Simply put, the issue is whether the naval base is sovereign US territory or a mere piece of rental property with Fidel Castro as the current landlord.
The answer to that will either facilitate or greatly complicate US efforts to detain, question, prosecute and perhaps execute the 300 suspected Taliban and Al Qaeda fighters being held indefinitely at a makeshift detention camp here.
"These people were brought to what we believe to be the territorial jurisdiction of the United States," says Joseph Margulies, a Minneapolis lawyer and Cornell University law professor, who has filed a lawsuit in Washington on behalf of two British men and an Australian being held here. "They are in Guantanamo because the United States brought them to Guantanamo."
What that means from a legal standpoint, Mr. Margulies says, is that the detainees are entitled to the protections and guarantees of the US Constitution including the right not to be held indefinitely without due process of law.

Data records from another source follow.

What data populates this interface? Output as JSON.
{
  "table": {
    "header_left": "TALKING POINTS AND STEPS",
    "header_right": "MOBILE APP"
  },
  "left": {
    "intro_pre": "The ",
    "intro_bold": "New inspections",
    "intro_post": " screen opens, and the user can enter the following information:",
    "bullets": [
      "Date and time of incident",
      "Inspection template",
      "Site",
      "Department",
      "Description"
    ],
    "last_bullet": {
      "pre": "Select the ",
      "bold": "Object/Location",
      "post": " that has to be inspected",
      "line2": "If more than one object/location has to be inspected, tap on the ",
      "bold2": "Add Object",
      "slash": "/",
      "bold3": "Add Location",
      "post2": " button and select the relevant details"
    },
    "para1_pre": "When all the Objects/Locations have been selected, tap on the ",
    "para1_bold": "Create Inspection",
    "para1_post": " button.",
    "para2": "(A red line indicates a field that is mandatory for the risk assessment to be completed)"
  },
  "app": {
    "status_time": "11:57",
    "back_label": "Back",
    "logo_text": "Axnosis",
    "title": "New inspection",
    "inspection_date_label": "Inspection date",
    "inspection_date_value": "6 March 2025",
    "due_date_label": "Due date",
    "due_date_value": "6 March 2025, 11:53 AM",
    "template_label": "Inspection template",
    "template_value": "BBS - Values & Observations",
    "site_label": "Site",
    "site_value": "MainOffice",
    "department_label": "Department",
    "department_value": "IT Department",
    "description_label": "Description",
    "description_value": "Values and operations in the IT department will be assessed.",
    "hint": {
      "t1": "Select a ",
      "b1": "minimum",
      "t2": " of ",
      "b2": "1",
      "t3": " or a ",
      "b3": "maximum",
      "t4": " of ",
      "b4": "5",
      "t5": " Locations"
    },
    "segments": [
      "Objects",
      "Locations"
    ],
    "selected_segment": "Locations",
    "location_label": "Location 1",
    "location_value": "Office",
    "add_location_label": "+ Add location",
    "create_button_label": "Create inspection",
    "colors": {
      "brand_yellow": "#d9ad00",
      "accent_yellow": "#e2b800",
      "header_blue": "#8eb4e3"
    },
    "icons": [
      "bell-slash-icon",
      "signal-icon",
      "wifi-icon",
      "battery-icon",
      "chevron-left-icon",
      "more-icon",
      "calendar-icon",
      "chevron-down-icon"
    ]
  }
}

In 1950, the US Supreme Court ruled that foreign nationals outside the sovereign territory of the US are not entitled to key constitutional protections.
So the essential question is whether Guantanamo is sovereign Cuban or sovereign US territory.

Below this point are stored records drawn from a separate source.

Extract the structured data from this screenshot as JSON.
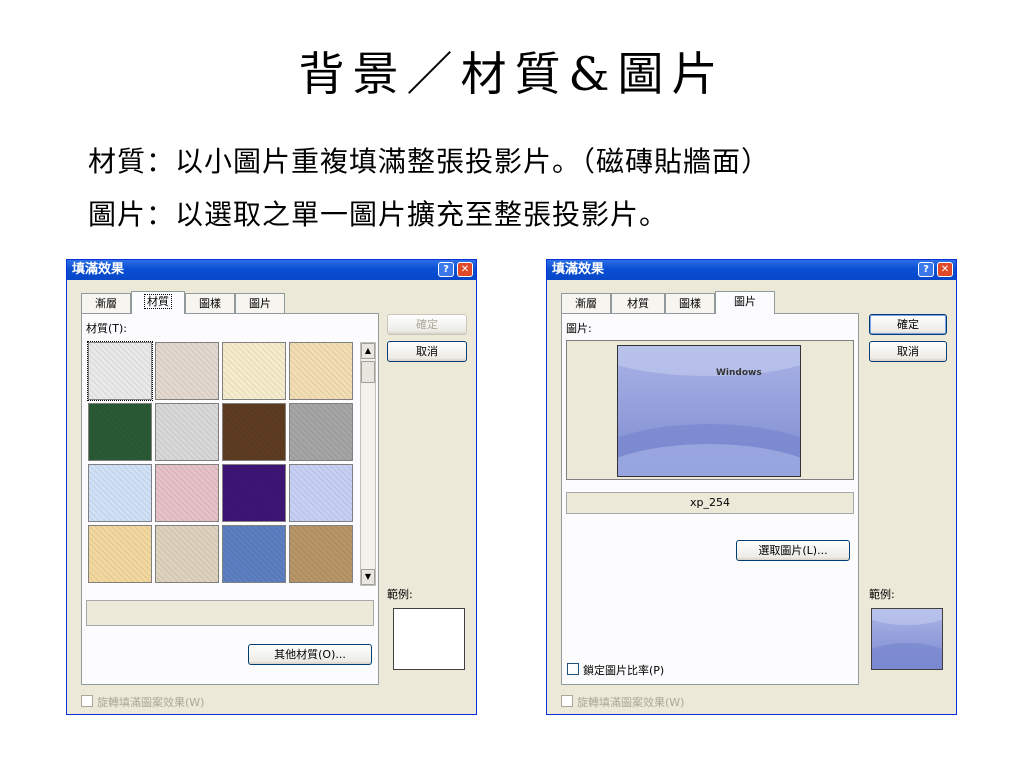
{
  "slide": {
    "title": "背景／材質&圖片",
    "line1": "材質：以小圖片重複填滿整張投影片。（磁磚貼牆面）",
    "line2": "圖片：以選取之單一圖片擴充至整張投影片。"
  },
  "dialog_texture": {
    "title": "填滿效果",
    "tabs": [
      "漸層",
      "材質",
      "圖樣",
      "圖片"
    ],
    "texture_label": "材質(T):",
    "ok": "確定",
    "cancel": "取消",
    "texture_name": "",
    "other_texture": "其他材質(O)...",
    "sample_label": "範例:",
    "rotate_checkbox": "旋轉填滿圖案效果(W)",
    "swatch_colors": [
      "#e9e9e9",
      "#e3d8cf",
      "#f5eccb",
      "#f3ddb2",
      "#2a5a35",
      "#d8d8d8",
      "#5e3c22",
      "#a5a5a5",
      "#cfe1f7",
      "#e6c2c8",
      "#3e1576",
      "#c7d0f4",
      "#f2d79f",
      "#ddd2be",
      "#5b7fc1",
      "#b89566"
    ]
  },
  "dialog_picture": {
    "title": "填滿效果",
    "tabs": [
      "漸層",
      "材質",
      "圖樣",
      "圖片"
    ],
    "picture_label": "圖片:",
    "ok": "確定",
    "cancel": "取消",
    "file_name": "xp_254",
    "select_picture": "選取圖片(L)...",
    "sample_label": "範例:",
    "lock_ratio": "鎖定圖片比率(P)",
    "rotate_checkbox": "旋轉填滿圖案效果(W)",
    "logo_text": "Windows"
  },
  "colors": {
    "titlebar": "#0a4fd4",
    "dialog_bg": "#ece9d8"
  }
}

Lawyers for the US government say that the 1903 lease agreement addresses the legal status of the naval base with perfect clarity.

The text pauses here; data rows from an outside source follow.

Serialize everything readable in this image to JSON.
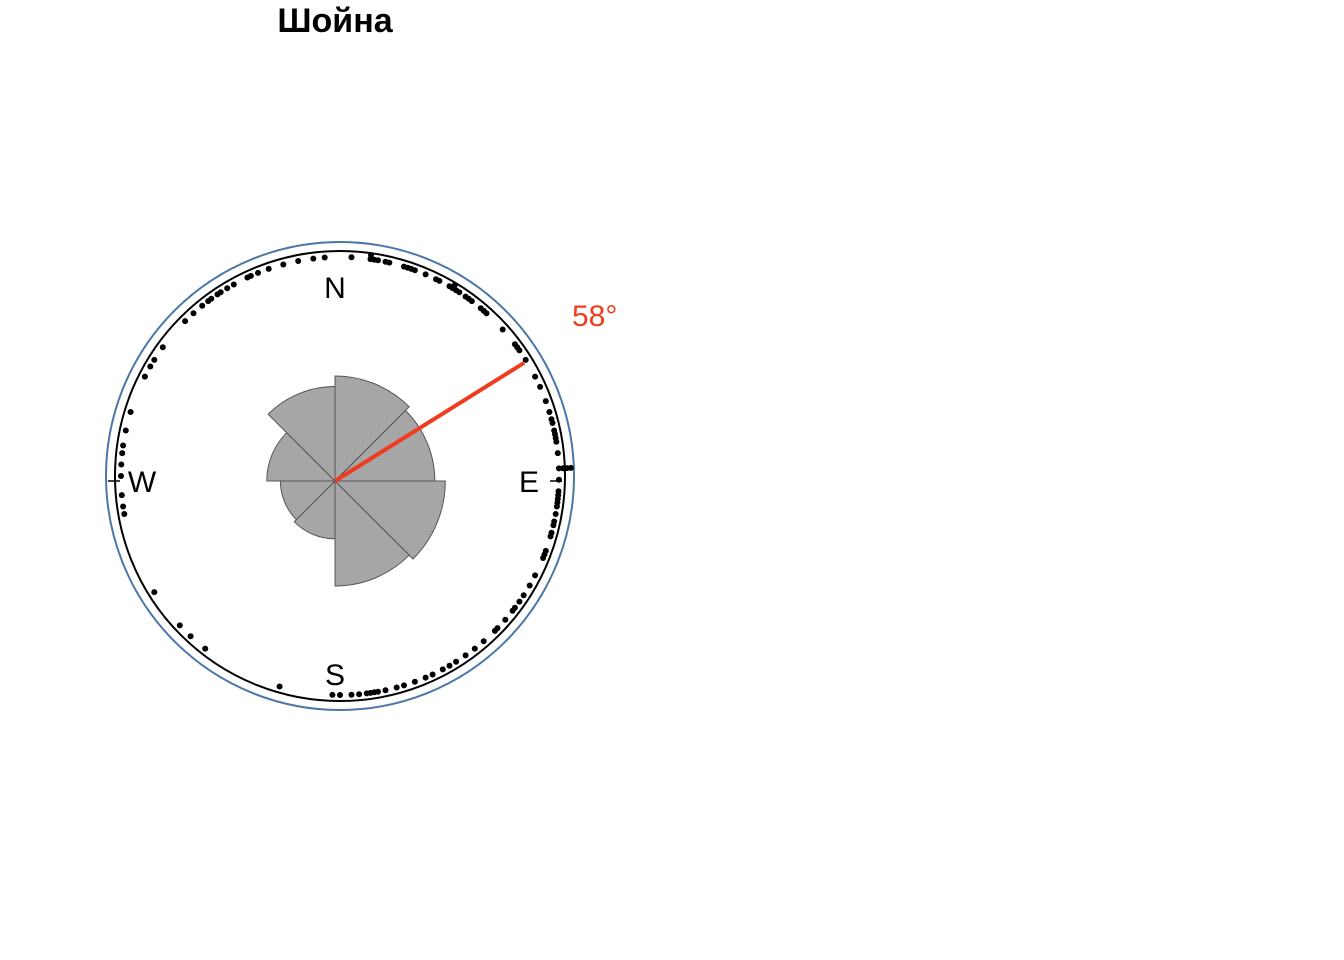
{
  "chart_data": {
    "type": "circular-rose",
    "title": "Шойна",
    "directions": [
      "N",
      "E",
      "S",
      "W"
    ],
    "mean_direction_deg": 58,
    "mean_label": "58°",
    "rose": {
      "bin_width_deg": 45,
      "bins": [
        {
          "start": 0,
          "end": 45,
          "radius": 1.0
        },
        {
          "start": 45,
          "end": 90,
          "radius": 0.95
        },
        {
          "start": 90,
          "end": 135,
          "radius": 1.05
        },
        {
          "start": 135,
          "end": 180,
          "radius": 1.0
        },
        {
          "start": 180,
          "end": 225,
          "radius": 0.55
        },
        {
          "start": 225,
          "end": 270,
          "radius": 0.52
        },
        {
          "start": 270,
          "end": 315,
          "radius": 0.65
        },
        {
          "start": 315,
          "end": 360,
          "radius": 0.9
        }
      ]
    },
    "observations_deg": [
      3,
      8,
      8,
      9,
      10,
      12,
      13,
      17,
      18,
      19,
      20,
      23,
      26,
      27,
      30,
      31,
      31,
      32,
      33,
      35,
      36,
      37,
      40,
      41,
      42,
      48,
      53,
      54,
      55,
      58,
      63,
      66,
      70,
      73,
      75,
      76,
      78,
      79,
      80,
      81,
      84,
      88,
      88,
      88,
      88,
      91,
      94,
      95,
      96,
      97,
      98,
      100,
      102,
      103,
      105,
      106,
      110,
      111,
      112,
      117,
      120,
      123,
      125,
      127,
      128,
      131,
      134,
      135,
      139,
      142,
      145,
      148,
      150,
      152,
      155,
      157,
      160,
      163,
      165,
      168,
      170,
      171,
      172,
      173,
      175,
      177,
      180,
      182,
      196,
      218,
      223,
      227,
      238,
      260,
      262,
      265,
      270,
      273,
      276,
      278,
      282,
      287,
      297,
      300,
      302,
      306,
      315,
      318,
      321,
      323,
      324,
      326,
      327,
      329,
      331,
      335,
      336,
      338,
      341,
      345,
      349,
      353,
      356
    ],
    "colors": {
      "outer_circle": "#4a77a8",
      "inner_circle": "#000000",
      "rose_fill": "#a6a6a6",
      "rose_stroke": "#555555",
      "mean_arrow": "#f03c1e",
      "points": "#000000"
    }
  }
}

The lease reads in part: "While on the one hand the United States recognizes the continuance of the ultimate sovereignty of the Republic of Cuba ... on the other hand the Republic of Cuba consents that ... the United States shall exercise complete jurisdiction and control over and within said area."
Reading the language of the lease, a federal judge in Los Angeles on Feb. 21 dismissed one of the lawsuits filed on behalf of the Guantanamo detainees.
"There is a difference between territorial jurisdiction and sovereignty," writes US District Judge Howard Matz in his decision. "The court finds that Guantanamo Bay is NOT within the sovereign territory of the United States."
Erwin Chemerinsky, a constitutional law professor at the University of Southern California who argued the case before Judge Matz, says he is appealing the judge's decision. "I read Article III of the Guantanamo Treaty as making Guantanamo part of the territory of the United States," he says. In effect, the US exercises de facto sovereignty, he says.
He has a point. US flags fly on the highest hills here not a Cuban flag in sight. You need stamps from the US Postal Service to mail a letter. And if you try to buy a Cuban sandwich with Cuban pesos rather than US dollars, you are going to have to skip lunch.
But is that sovereignty or just absolute control?
David Rivkin, a Washington lawyer and international-law expert, acknowledges that the US exerts unquestioned authority over day-to-day operations at Guantanamo, but that doesn't entitle the US to exercise sovereignty. "Can we sell Guantanamo?" he asks. "No, because it isn't ours."
The issue isn't entirely new. In 1993 and 1994, two federal judges one in New York and one in Miami ruled that Cuban and Haitian refugees intercepted at sea and housed temporarily at Guantanamo were entitled to constitutional rights because the US exerts "complete control and jurisdiction" at Guantanamo.
But the 11th US Circuit Court of Appeals in Atlanta reached a different conclusion, overturning the Miami judge. "We ... reject the argument that our leased military bases abroad which continue under the sovereignty of foreign nations, hostile or friendly, are 'functionally equivalent' to being within the United States," the appeals court ruled in 1995.
What the ruling meant for Cuban and Haitian refugees in Guantanamo at that time was that their mere presence in Guantanamo wasn't enough to trigger legal rights in a US court.
Lawyers for the US government are now making the same argument about the suspected Taliban and Al Qaeda fighters.
In a brief filed in the Los Angeles case, Assistant US Attorney Douglas Axel writes: "These detainees are aliens, and Guantanamo lies outside the sovereign territory of the United States, and so [existing US Supreme Court precedent] precludes jurisdiction in this or any other United States court."
Lawyer Margulies says the 1950 Supreme Court decision on this issue is different in important ways from the Guantanamo situation. It involved the prosecution of suspected German spies in China during World War II. The US military tribunal was conducted in China with the permission of the Chinese government.
"Contrast that with Guantanamo Bay, where we have had exclusive control since 1903. Nobody gets in or out without the permission of the US government," he says. "It has its own power and schools. It is a functioning small city under the complete control of the United States. To say it is equivalent to a foreign country is preposterous."